It was going great till that mistake on 26. “I was furious with myself” admits Huckstep. “We could see where most of the teams had gone around a ledge right at the start, but I said ‘We can jump straight up here’”
“Turns out we couldn’t.”
“I said to Duncan, ‘my mistake, we’ll just have to carry on’, but we were both gutted!”
That mistake cost the team a comfortable 3rd overall for the day.
For Cameron and Taylor the 100 was part of a difficult round that dropped them from 8th to 16th, while it dropped Biggs and Crawford to 11th, and out of the top 10, but they at least took speed stage bragging honours, by 15/100ths of a second from Mather.

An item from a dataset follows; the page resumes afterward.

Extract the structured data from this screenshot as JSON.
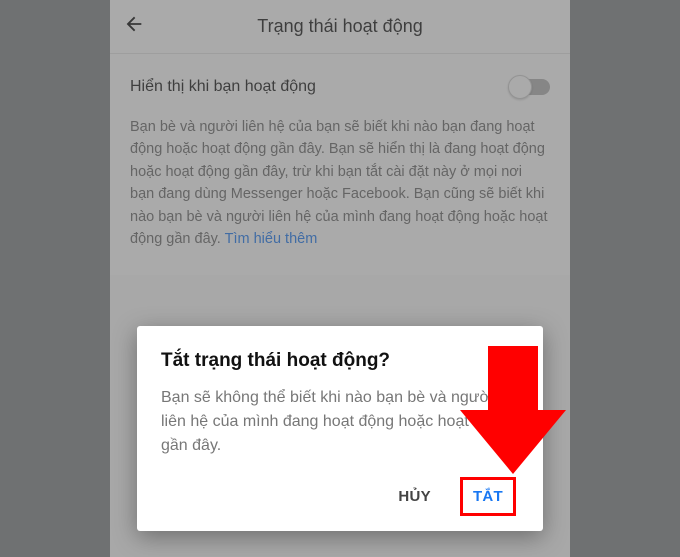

The McKies picked up a place, finishing just 3 points ahead of Huckstep, while Turner and Alexander dropped 3 places to 9th, with the Earles filling out the top 10.
The competition was so tight, that in the end 20 points ( the penalty for missing just one peg) separated 5th and 10th.

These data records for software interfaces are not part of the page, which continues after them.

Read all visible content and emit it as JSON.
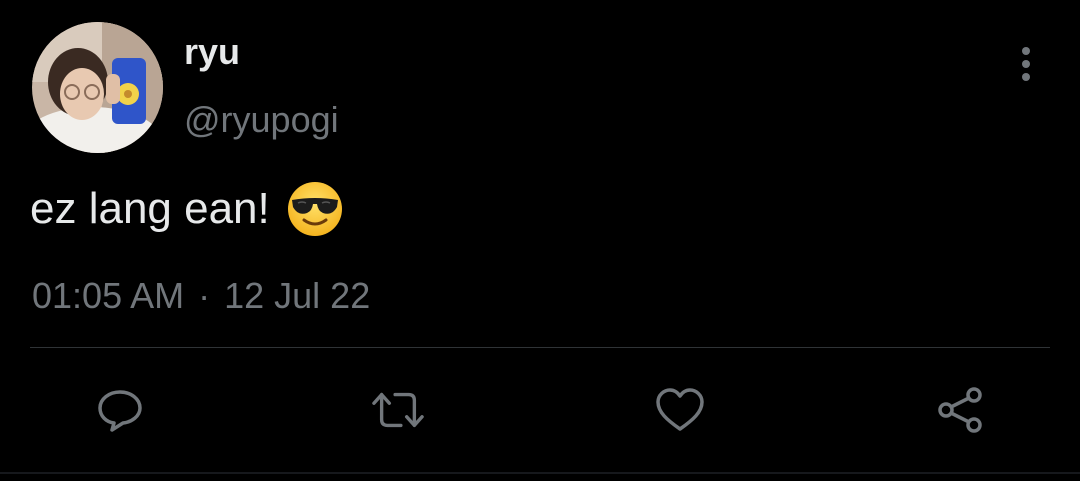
{
  "user": {
    "display_name": "ryu",
    "handle": "@ryupogi"
  },
  "tweet": {
    "text": "ez lang ean!",
    "emoji": "smiling-face-with-sunglasses",
    "time": "01:05 AM",
    "separator": "·",
    "date": "12 Jul 22"
  },
  "icons": {
    "more": "more-vertical-icon",
    "reply": "reply-icon",
    "retweet": "retweet-icon",
    "like": "heart-icon",
    "share": "share-icon"
  },
  "colors": {
    "background": "#000000",
    "text_primary": "#e7e9ea",
    "text_secondary": "#71767b",
    "divider": "#2f3336"
  }
}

Back in C-Class it was a different story, as Fogden and Gibbons showed the rest of the field no mercy, winning the afternoon by over 180 points, and comfortably taking back class win from O’Brien. Their afternoon performance was good enough to give them 7th overall for the session.
Meantime the D’Aths had done enough to comfortably overtake Morris and DeCleene for 3rd in class.
Down in the smaller classes, Brent and Michael Ward took K-Class from Stuart and Luke Mickell; Sean Cushing and Geoff Butcher took out J, and temporarliy unemployed regular event announcer Archie Griffin helped by Bradley Laird had dragged Archies Pajero Jr out of retirement to take on Cody Fogden and Jacob Muir in E-Class, but had to settle for second in class behind the little Suzuki.
So, as we move past the midway point in the series, the field waits for a ruling from the governing body as to how the Championship will be decided to allow for the Covid disruption at the start of the season,
At this point, the very provisional standings (which we include purely for interest sake) have Hermansen and Hamilton comfortably ahead of the Earles, who have just a single point advantage over the Masons.
By the time the series moved on to the 5th round, hosted by the Counties 4WD Club at Waiterimu, things were expected to be a little clearer, but no less competitive.